• _EXERCISE GOAL_
Each record below is to be retyped exactly, with its pictures omitted.

• _Data records for software interfaces_
*** Block opens ***

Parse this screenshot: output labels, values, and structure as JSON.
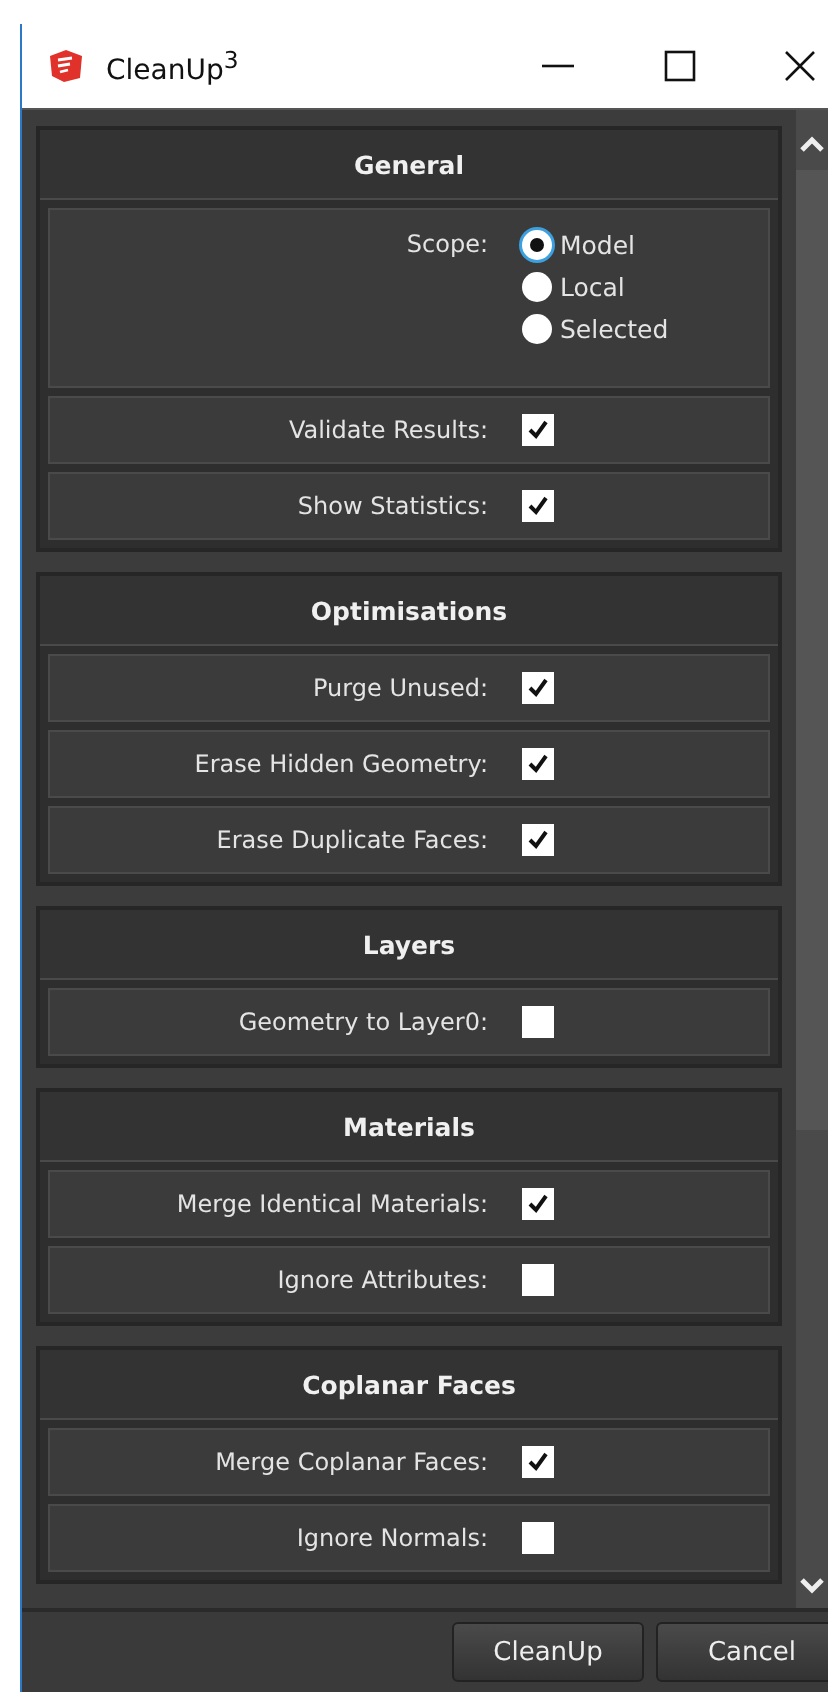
{
  "window": {
    "title": "CleanUp$^{3}$"
  },
  "sections": [
    {
      "title": "General",
      "rows": [
        {
          "kind": "radio",
          "label": "Scope:",
          "options": [
            {
              "label": "Model",
              "selected": true
            },
            {
              "label": "Local",
              "selected": false
            },
            {
              "label": "Selected",
              "selected": false
            }
          ]
        },
        {
          "kind": "checkbox",
          "label": "Validate Results:",
          "checked": true
        },
        {
          "kind": "checkbox",
          "label": "Show Statistics:",
          "checked": true
        }
      ]
    },
    {
      "title": "Optimisations",
      "rows": [
        {
          "kind": "checkbox",
          "label": "Purge Unused:",
          "checked": true
        },
        {
          "kind": "checkbox",
          "label": "Erase Hidden Geometry:",
          "checked": true
        },
        {
          "kind": "checkbox",
          "label": "Erase Duplicate Faces:",
          "checked": true
        }
      ]
    },
    {
      "title": "Layers",
      "rows": [
        {
          "kind": "checkbox",
          "label": "Geometry to Layer0:",
          "checked": false
        }
      ]
    },
    {
      "title": "Materials",
      "rows": [
        {
          "kind": "checkbox",
          "label": "Merge Identical Materials:",
          "checked": true
        },
        {
          "kind": "checkbox",
          "label": "Ignore Attributes:",
          "checked": false
        }
      ]
    },
    {
      "title": "Coplanar Faces",
      "rows": [
        {
          "kind": "checkbox",
          "label": "Merge Coplanar Faces:",
          "checked": true
        },
        {
          "kind": "checkbox",
          "label": "Ignore Normals:",
          "checked": false
        }
      ]
    }
  ],
  "buttons": [
    "CleanUp",
    "Cancel"
  ]
}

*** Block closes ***

• _THE ANSWER_
Parse this screenshot: output labels, values, and structure as JSON.
{
  "window": {
    "title": "CleanUp$^{3}$"
  },
  "sections": [
    {
      "title": "General",
      "rows": [
        {
          "kind": "radio",
          "label": "Scope:",
          "options": [
            {
              "label": "Model",
              "selected": true
            },
            {
              "label": "Local",
              "selected": false
            },
            {
              "label": "Selected",
              "selected": false
            }
          ]
        },
        {
          "kind": "checkbox",
          "label": "Validate Results:",
          "checked": true
        },
        {
          "kind": "checkbox",
          "label": "Show Statistics:",
          "checked": true
        }
      ]
    },
    {
      "title": "Optimisations",
      "rows": [
        {
          "kind": "checkbox",
          "label": "Purge Unused:",
          "checked": true
        },
        {
          "kind": "checkbox",
          "label": "Erase Hidden Geometry:",
          "checked": true
        },
        {
          "kind": "checkbox",
          "label": "Erase Duplicate Faces:",
          "checked": true
        }
      ]
    },
    {
      "title": "Layers",
      "rows": [
        {
          "kind": "checkbox",
          "label": "Geometry to Layer0:",
          "checked": false
        }
      ]
    },
    {
      "title": "Materials",
      "rows": [
        {
          "kind": "checkbox",
          "label": "Merge Identical Materials:",
          "checked": true
        },
        {
          "kind": "checkbox",
          "label": "Ignore Attributes:",
          "checked": false
        }
      ]
    },
    {
      "title": "Coplanar Faces",
      "rows": [
        {
          "kind": "checkbox",
          "label": "Merge Coplanar Faces:",
          "checked": true
        },
        {
          "kind": "checkbox",
          "label": "Ignore Normals:",
          "checked": false
        }
      ]
    }
  ],
  "buttons": [
    "CleanUp",
    "Cancel"
  ]
}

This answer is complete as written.